**Goal of the exercise**
Return every line below in which "data" appears.

★ ★ ★

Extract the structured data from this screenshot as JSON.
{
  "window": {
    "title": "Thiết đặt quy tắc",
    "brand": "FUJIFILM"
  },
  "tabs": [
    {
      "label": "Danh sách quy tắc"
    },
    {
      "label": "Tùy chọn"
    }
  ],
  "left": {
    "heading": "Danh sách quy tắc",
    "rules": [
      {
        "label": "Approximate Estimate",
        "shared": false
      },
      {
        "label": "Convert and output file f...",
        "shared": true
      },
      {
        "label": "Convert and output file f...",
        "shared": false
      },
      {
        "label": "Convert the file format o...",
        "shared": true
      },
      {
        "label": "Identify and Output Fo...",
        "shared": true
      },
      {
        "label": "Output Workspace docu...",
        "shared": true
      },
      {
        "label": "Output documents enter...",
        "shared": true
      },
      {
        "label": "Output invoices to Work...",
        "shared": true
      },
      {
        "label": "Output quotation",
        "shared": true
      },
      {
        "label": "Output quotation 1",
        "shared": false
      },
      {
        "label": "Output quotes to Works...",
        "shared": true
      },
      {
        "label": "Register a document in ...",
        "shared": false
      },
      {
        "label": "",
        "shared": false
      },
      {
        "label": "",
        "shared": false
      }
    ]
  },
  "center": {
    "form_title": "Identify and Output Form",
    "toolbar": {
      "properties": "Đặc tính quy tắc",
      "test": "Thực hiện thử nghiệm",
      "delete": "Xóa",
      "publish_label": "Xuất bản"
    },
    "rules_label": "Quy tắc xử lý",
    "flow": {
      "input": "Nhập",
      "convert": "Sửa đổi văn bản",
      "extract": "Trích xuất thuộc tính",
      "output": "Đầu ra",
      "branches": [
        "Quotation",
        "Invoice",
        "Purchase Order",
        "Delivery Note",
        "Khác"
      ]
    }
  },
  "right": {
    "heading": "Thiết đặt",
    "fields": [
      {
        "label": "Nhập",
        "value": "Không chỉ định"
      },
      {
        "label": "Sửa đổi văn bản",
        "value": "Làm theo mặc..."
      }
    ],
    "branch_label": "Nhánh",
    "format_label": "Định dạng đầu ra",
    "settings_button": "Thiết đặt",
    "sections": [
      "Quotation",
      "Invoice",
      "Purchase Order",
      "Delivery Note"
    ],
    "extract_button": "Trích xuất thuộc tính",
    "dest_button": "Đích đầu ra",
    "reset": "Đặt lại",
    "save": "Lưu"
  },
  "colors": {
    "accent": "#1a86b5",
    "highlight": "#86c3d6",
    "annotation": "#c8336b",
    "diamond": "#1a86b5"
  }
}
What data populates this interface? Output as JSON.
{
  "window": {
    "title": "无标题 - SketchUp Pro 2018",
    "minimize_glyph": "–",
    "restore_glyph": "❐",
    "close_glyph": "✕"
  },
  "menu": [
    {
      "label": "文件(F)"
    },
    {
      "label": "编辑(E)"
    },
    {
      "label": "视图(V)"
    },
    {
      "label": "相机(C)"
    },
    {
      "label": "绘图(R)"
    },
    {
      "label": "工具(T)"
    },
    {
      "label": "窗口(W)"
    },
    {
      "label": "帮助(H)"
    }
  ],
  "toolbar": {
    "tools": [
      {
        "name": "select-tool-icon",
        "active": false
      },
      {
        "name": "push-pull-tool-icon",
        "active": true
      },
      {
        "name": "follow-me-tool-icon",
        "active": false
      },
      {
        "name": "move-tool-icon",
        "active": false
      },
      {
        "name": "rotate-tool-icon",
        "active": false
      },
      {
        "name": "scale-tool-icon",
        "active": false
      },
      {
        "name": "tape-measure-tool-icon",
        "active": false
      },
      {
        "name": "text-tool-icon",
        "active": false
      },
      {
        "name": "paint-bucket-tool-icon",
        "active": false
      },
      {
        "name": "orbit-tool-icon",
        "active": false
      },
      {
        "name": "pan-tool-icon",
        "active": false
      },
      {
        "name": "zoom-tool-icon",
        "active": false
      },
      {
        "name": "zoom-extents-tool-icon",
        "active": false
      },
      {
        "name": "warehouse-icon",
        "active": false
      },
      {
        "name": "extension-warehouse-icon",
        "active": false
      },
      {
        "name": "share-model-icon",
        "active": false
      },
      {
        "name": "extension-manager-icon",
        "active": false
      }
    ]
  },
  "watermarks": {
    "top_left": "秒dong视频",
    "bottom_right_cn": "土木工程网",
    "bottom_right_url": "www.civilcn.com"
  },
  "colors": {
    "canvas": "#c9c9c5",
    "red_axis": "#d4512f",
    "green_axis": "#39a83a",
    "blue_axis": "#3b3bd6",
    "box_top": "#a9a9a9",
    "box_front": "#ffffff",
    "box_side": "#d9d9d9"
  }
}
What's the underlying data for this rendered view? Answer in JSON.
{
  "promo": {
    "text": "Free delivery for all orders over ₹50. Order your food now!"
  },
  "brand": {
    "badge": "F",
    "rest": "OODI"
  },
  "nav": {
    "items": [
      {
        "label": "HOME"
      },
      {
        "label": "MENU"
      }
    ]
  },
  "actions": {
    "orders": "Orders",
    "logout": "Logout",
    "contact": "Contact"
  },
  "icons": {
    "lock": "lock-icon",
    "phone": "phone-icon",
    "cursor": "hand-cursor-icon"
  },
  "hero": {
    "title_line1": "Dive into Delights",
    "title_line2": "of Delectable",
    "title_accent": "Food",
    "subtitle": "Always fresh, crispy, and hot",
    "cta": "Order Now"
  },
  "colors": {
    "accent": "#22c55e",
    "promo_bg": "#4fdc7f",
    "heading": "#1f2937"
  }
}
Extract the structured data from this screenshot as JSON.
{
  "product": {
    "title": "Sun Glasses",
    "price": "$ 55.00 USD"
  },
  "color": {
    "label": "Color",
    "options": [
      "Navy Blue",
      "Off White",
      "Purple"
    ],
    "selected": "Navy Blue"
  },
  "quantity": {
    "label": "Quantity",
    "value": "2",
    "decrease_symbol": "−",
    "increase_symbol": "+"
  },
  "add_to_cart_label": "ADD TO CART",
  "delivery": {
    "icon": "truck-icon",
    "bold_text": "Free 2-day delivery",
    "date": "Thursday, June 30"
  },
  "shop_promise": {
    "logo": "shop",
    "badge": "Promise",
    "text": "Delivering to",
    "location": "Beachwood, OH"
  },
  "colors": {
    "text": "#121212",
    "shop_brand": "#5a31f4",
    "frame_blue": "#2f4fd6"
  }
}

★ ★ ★

**Answer for this exercise**
Extract the structured data from this screenshot as JSON.
What data populates this interface? Output as JSON.
What's the underlying data for this rendered view? Answer in JSON.
Extract the structured data from this screenshot as JSON.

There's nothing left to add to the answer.